This sentence in the Lord’s Prayer is the one that I understand the least: “Lead us not into temptation.” Why is this difficult to understand? James 1:13 tells us that God tempts no one. We should be happy about that. God tempting us would give us the idea that He is tempting us with something evil. Since He is not evil, He can’t do that. One of the meanings of the Greek word that is translated here “temptation”, “peirasmos,” is also translated test or trial. Therefore, it would read, “Lead us not into trial or testing.” Since the Lord doesn’t tempt anyone, I’m going to lean toward this meaning—but I’m not a Greek scholar by any stretch of the imagination. All I do is use the resources that I have.

The Lord does test us. Look at this passage from the Old Testament where the Lord told Israel, “If a prophet or a dreamer of dreams arises among you and gives you a sign or a wonder, and the sign or wonder that he tells you comes to pass, and if he says, ‘Let us go after other gods,’ which you have not known, ‘and let us serve them,’ you shall not listen to the words of that prophet or that dreamer of dreams. For the LORD your God is testing you, to know whether you love the LORD your God with all your heart and with all your soul” (Deuteronomy 13:1–3). Once, when I read this, I thought, “Hmm. The Lord allowed false prophets to perform signs and wonders to test Israel. He wouldn’t do that today, would He?” I have to admit, even though I believe that the gifts of the Spirit are still operative, this makes me wonder about some of the weird, not-in-the-Bible things we hear about these days. Is the Lord testing us to determine if we love Him more than signs and wonders? There is a weird tendency to go after these things. However, I don’t want to get off point. The point is that the Lord will allow things to happen that will test us.

The Bible says that the reason the Lord tests us is for our good. “Count it all joy, my brothers, when you meet trials of various kinds, for you know that the testing of your faith produces steadfastness” (James 1:2–3). However, this still doesn’t answer the question, “Why should we pray that the Lord wouldn’t lead us to such a testing? Well, perhaps it has to do with not going to a place where we would fail when so led and so tempted. This makes sense because it is followed by, “but deliver us from evil.” The two requests are connected. Jesus seems to be teaching us to pray that when we are tempted, or even led to a place of trial or temptation by His Spirit, that the devil won’t achieve a victory as a result of that trial.

The last sentence of the Lord’s Prayer is omitted from the newest Bible translations, but I’m going to include it because I don’t find it to be anti-biblical in any way: “For Yours is the kingdom and the glory and the power forever.” “Yours is the kingdom.” It is His kingdom, not ours. He reigns, we don’t. On its face, this seems simple enough, and I don’t think any Christian would disagree with this truth. However, as is often the case with us in-process believers, what we say and how we live and think are two different things. Let’s be transparent here. This is something we all struggle with. On a simple, day-to-day basis, we resist giving the Lord control of our lives—allowing Him to reign. It is difficult to give up everything to Him.
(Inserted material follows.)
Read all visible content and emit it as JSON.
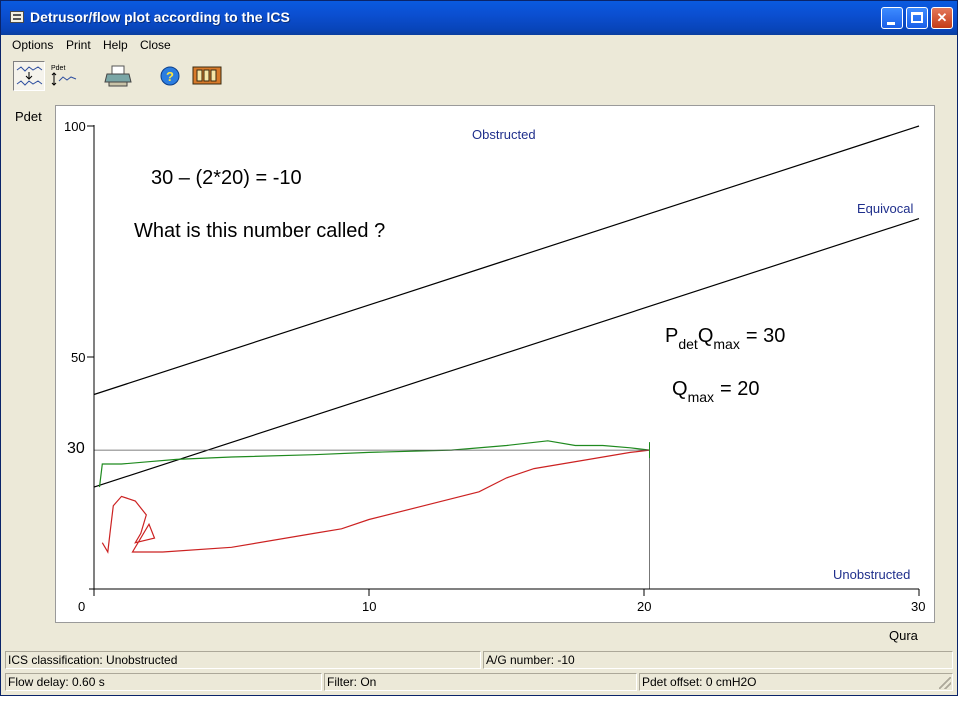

“Yours is the glory.” The glory is His: the glory for all that exists, the glory for all that He has created, the glory for all that He has done. Right now, He is the only one receiving glory from the inhabitants of heaven. No one abiding in that eternal place is impressed with anything that has been done on earth by people. Perhaps we should begin to add our voices to theirs and express the truth that all the glory for everything done here belongs to Him alone. I’m glad that Jesus didn’t add, “And thank You, Father, for making it possible for people to glorify themselves a little, too.”

The last part is simply three words: “forever and ever.” The Father’s kingdom will be forever and ever. There will be no change of administration or rulership. No coups will overthrow Him. His reign is eternal. The kingdoms of men are temporary. God’s kingdom will last forever. Christians will be part of God’s kingdom a trillion years from now. Not just part of it—sons, daughters and co-heirs with Christ in it. Now, honestly, I have little idea what that means, but surely it is good and glorious, because He is the good and gracious King.

God’s power will last forever. God’s power is so immense that we cannot comprehend it. It is also everlasting. The book of Revelation tells us that in heaven, there will be no need for lamps or the sun anymore because the Lord will be our light: “And night will be no more. They will need no light of lamp or sun, for the Lord God will be their light, and they will reign forever and ever” (Revelation 22:5 ESV). I have no doubt in my mind that He will be able to pull this off with no blackouts, brownouts, or interruptions of service. His power will never end.

Finally, His glory is forever. Jack Hayford once said that the reason the inhabitants in heaven are continually giving praise to God is because He is always doing wondrous things. Right now, as I type this, I have little doubt that, all over the world, people are being healed, delivered, saved, and called. Not only that, at this very moment, He is upholding all things in the universe by the word of His power (Hebrews 1:3). You and I can do none of these things. He will receive glory eternally, not us.

Father, thank You for your eternal kingdom, power, and glory. Our words are inadequate in expressing how amazing You are.